International Relations and Co-operation Minister Maite Nkoana-Mashabane ranks it among her and her government’s highest foreign policy achievements that the Bric bloc - Brazil, Russia, India and China - admitted South Africa as its fifth member in December 2010 and welcomed President Jacob Zuma at his first Brics summit in April 2011 in Sanya, China.
The government is doing roadshows in all the provinces to explain to South Africans why it is a good thing that the country is part of Brics.
The minister has made it clear that as foreign policy successes go, it ranks with getting Nkosazana Dlamini Zuma elected as chairwoman of the AU Commission last year.
Nkoana-Mashabane never made a secret of South Africa’s eagerness to join Brics.
She stated openly that her government was loudly “knocking on the door”. Now that the door has been opened, though, what lies within?
Has it been, or will it still prove to be, worth the effort?
Most observers believe it will be good for South Africa - and already has been - that we, by far the smallest of the Brics, have tied our wagon to these star countries because they will carry us upwards as they continue their astonishing rise, economically and politically.
The combined economies of the Brics countries are forecast to overtake, by 2027, the combined economies of the G7 group of what were traditionally the world’s richest nations.
Brics fans point mainly to the rising levels of commerce between South Africa and the other Brics countries.
But not everyone agrees with the wisdom of South Africa’s strategic decision to ride the Chinese Tiger - not to mention the Indian Elephant, the Russian Bear and the Brazilian Jaguar.
Some believe just the opposite - that because it is so dwarfed by the other Brics, South Africa will be overwhelmed by them.
Development economist Patrick Bond spoke for much of the Left when he berated the government for simply replacing Western corporations plundering Africa’s natural resources with a new group of what he called “sub-imperialist” powers, the Brics.
Last week at a Business Unity SA breakfast with Nkoana-Mashabane, construction engineer Richard Vries showed how South Africa’s small size can matter for business when he described the immense competition South African construction companies face in Africa from the huge construction companies of some of its Brics partners.
South Africa was not competing for construction contracts on a level playing field, he implied, because Chinese companies, for instance, got so much help from their government - in cheap loans, for example - and could use such cheap labour that our construction companies didn’t really stand a chance.
He asked for government help in correcting some of the unfair disadvantages, but Nkoana-Mashabane was unimpressed, berating him and other speakers for focusing too much on the challenges of being in Brics and not enough on the immense opportunities.
Her message was, in effect: “The government has done its part by getting you into Brics - now private companies must take advantage by rapidly expanding their business with and in them.”
But is it that easy when no one can argue that the Chinese government throws its huge weight behind its companies in Africa?
In fact, those companies are largely just extensions of the government.
The minister - and at an earlier seminar her deputy, Ebrahim Ebrahim - implied that South Africans had a patriotic duty to fully support the government’s decision to join Brics.

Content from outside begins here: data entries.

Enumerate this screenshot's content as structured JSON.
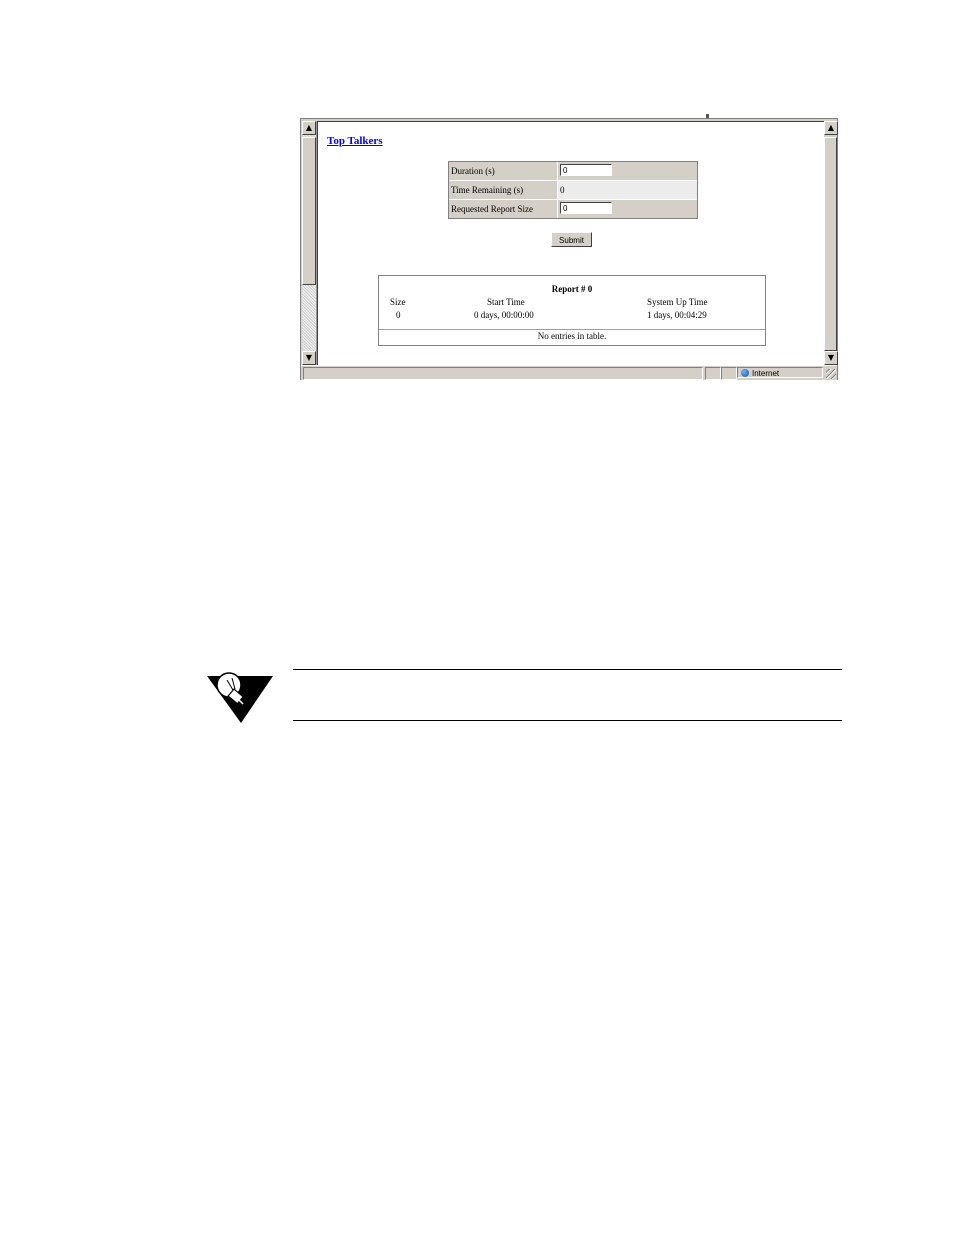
{
  "page": {
    "title_link": "Top Talkers",
    "form": {
      "rows": [
        {
          "label": "Duration (s)",
          "value": "0",
          "editable": true
        },
        {
          "label": "Time Remaining (s)",
          "value": "0",
          "editable": false
        },
        {
          "label": "Requested Report Size",
          "value": "0",
          "editable": true
        }
      ],
      "submit_label": "Submit"
    },
    "report": {
      "title": "Report # 0",
      "columns": [
        "Size",
        "Start Time",
        "System Up Time"
      ],
      "values": [
        "0",
        "0 days, 00:00:00",
        "1 days, 00:04:29"
      ],
      "empty_message": "No entries in table."
    }
  },
  "statusbar": {
    "zone_label": "Internet",
    "zone_icon": "globe-icon"
  },
  "note": {
    "icon": "lightbulb-icon"
  }
}
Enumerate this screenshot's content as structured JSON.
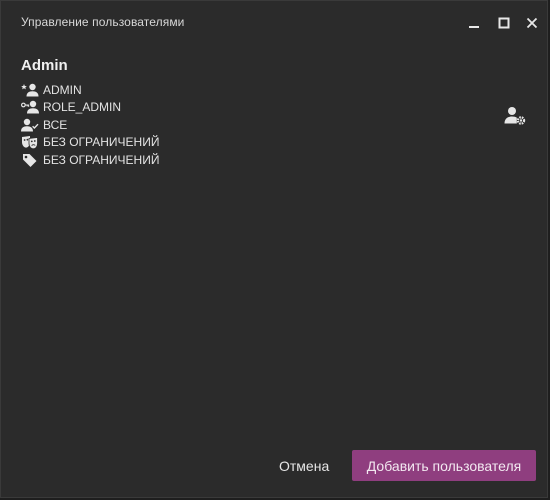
{
  "window": {
    "title": "Управление пользователями"
  },
  "user": {
    "name": "Admin",
    "rows": [
      {
        "icon": "person-star-icon",
        "text": "ADMIN"
      },
      {
        "icon": "person-key-icon",
        "text": "ROLE_ADMIN"
      },
      {
        "icon": "person-check-icon",
        "text": "ВСЕ"
      },
      {
        "icon": "masks-icon",
        "text": "БЕЗ ОГРАНИЧЕНИЙ"
      },
      {
        "icon": "tag-icon",
        "text": "БЕЗ ОГРАНИЧЕНИЙ"
      }
    ]
  },
  "actions": {
    "user_settings_icon": "user-settings-icon"
  },
  "footer": {
    "cancel_label": "Отмена",
    "add_label": "Добавить пользователя"
  },
  "colors": {
    "background": "#2b2b2b",
    "accent": "#8f3e7f",
    "text": "#e6e6e6"
  }
}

That is a top-down approach where instead the government should be demonstrating the benefits of Brics, not simply insisting on them, some analysts say.

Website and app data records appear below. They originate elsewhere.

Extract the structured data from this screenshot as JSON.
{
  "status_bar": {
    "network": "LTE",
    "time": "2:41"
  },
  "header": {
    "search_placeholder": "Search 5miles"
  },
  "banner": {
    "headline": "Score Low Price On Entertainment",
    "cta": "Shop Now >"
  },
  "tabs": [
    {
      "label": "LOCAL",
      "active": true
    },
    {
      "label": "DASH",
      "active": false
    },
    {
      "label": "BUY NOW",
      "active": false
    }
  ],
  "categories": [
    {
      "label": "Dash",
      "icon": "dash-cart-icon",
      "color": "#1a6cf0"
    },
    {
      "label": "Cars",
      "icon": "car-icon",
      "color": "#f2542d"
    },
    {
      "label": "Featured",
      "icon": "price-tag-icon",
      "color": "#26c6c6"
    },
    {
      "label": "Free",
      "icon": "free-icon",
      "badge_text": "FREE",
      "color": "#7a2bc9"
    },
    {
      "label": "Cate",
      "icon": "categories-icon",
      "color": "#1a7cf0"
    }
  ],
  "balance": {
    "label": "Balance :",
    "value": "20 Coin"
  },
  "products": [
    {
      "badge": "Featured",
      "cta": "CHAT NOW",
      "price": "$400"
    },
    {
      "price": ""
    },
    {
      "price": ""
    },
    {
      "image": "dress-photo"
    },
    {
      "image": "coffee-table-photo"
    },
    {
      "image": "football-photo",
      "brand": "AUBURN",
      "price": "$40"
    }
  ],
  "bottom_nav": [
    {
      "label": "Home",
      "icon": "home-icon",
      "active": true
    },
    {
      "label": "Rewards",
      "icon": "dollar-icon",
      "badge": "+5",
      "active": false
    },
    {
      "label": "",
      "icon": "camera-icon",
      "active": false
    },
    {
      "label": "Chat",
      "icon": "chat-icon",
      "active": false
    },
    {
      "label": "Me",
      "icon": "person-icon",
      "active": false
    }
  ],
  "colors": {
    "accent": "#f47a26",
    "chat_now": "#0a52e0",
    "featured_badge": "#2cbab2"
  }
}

Zuma and Nkoana-Mashabane have said South Africa had three main reasons for joining Brics - to advance its own national interest, mainly economically; to boost its African agenda by harnessing the huge capital of the Brics giants for African development, mainly in building infrastructure; and to correct the dominance by the West in global government.

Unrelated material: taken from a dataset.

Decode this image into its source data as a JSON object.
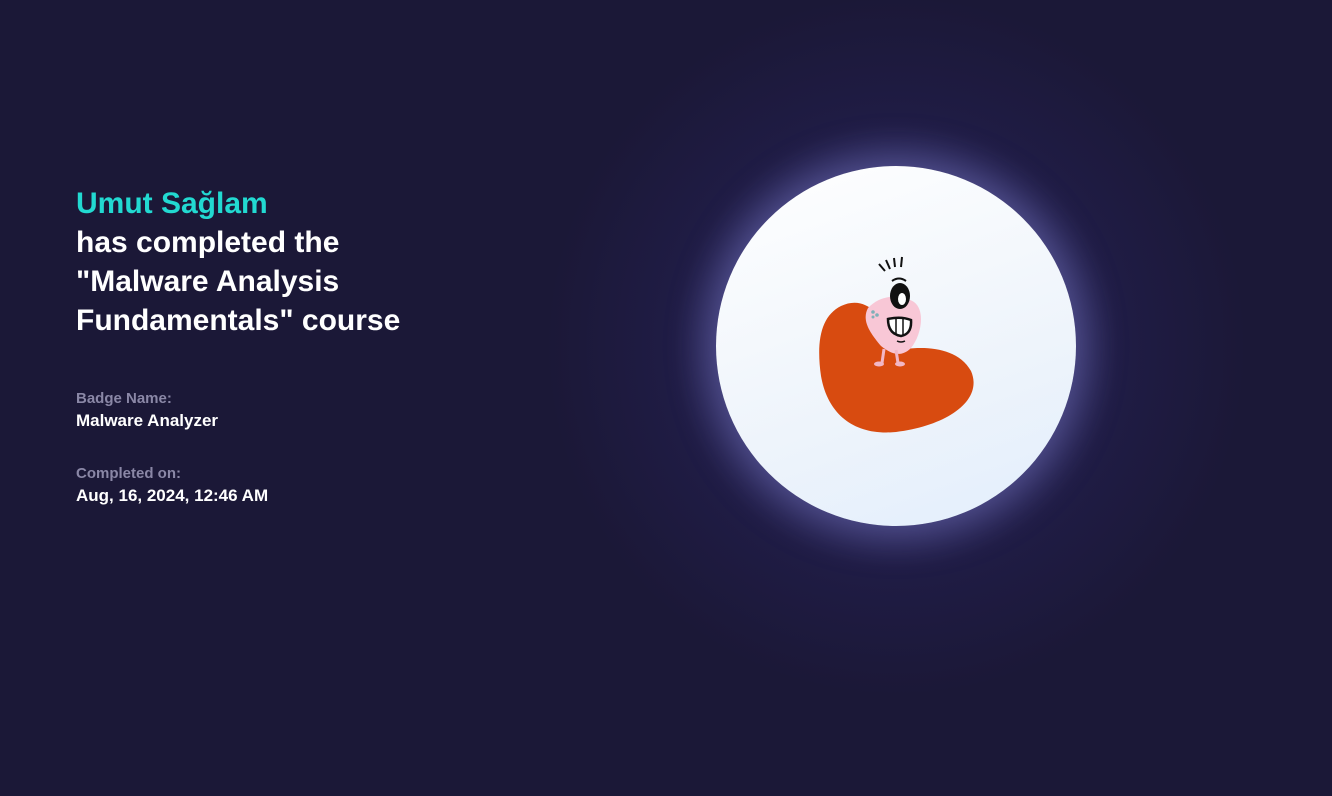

Brics remains a work in progress and perhaps greater unity of purpose still has to emerge in practice, not just in theory.